-- Opening Marker --

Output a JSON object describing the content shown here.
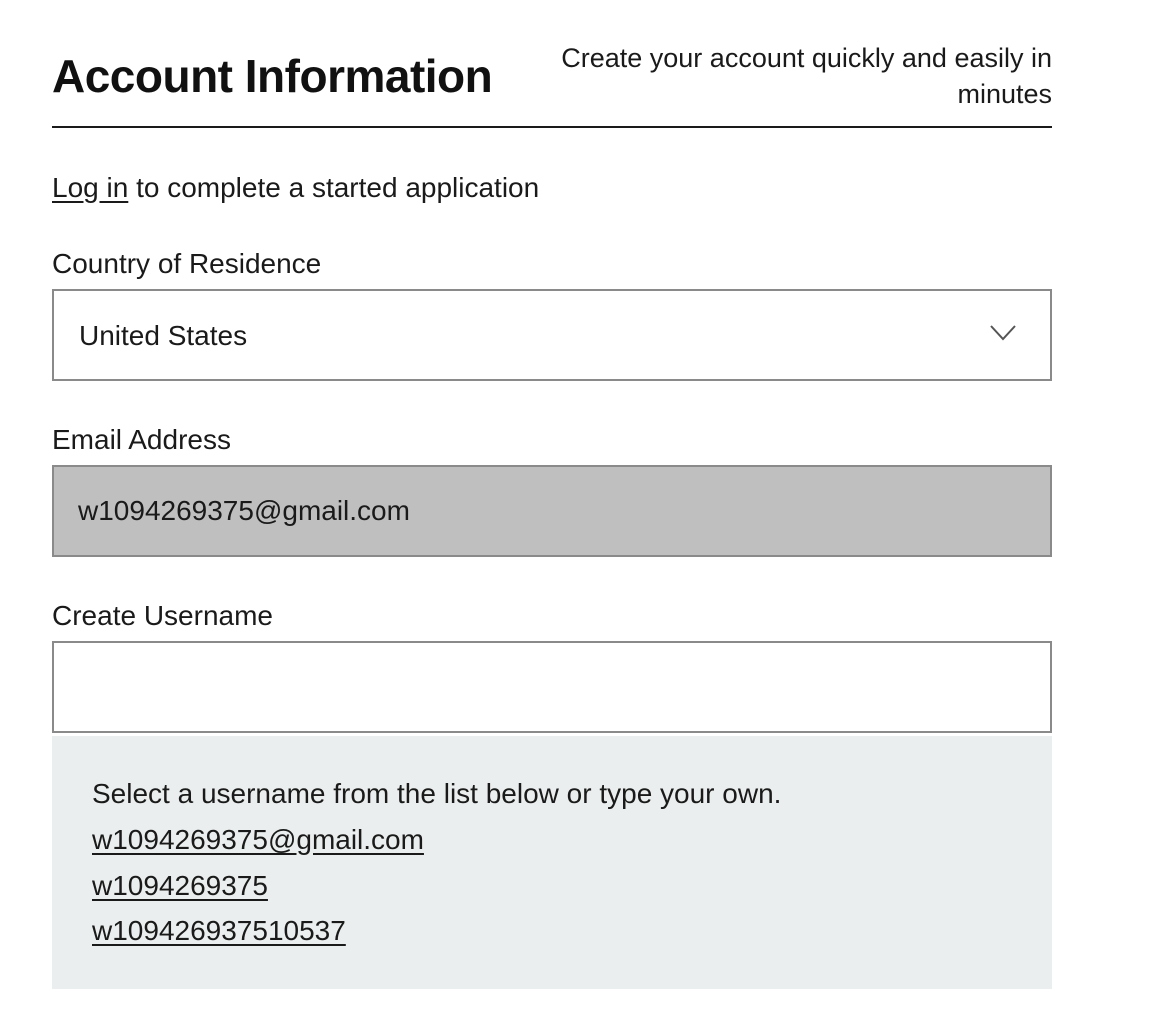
{
  "header": {
    "title": "Account Information",
    "tagline": "Create your account quickly and easily in minutes"
  },
  "login_prompt": {
    "link_text": "Log in",
    "rest_text": " to complete a started application"
  },
  "country_field": {
    "label": "Country of Residence",
    "value": "United States",
    "icon": "chevron-down-icon"
  },
  "email_field": {
    "label": "Email Address",
    "value": "w1094269375@gmail.com",
    "disabled": true
  },
  "username_field": {
    "label": "Create Username",
    "value": ""
  },
  "username_suggestions": {
    "intro": "Select a username from the list below or type your own.",
    "items": [
      "w1094269375@gmail.com",
      "w1094269375",
      "w109426937510537"
    ]
  },
  "colors": {
    "text": "#1a1a1a",
    "field_border": "#8a8a8a",
    "disabled_field_bg": "#bfbfbf",
    "suggestion_panel_bg": "#ebeeee"
  }
}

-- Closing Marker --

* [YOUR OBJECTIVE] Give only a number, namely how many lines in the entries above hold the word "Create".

* [SOLUTION BELOW] 2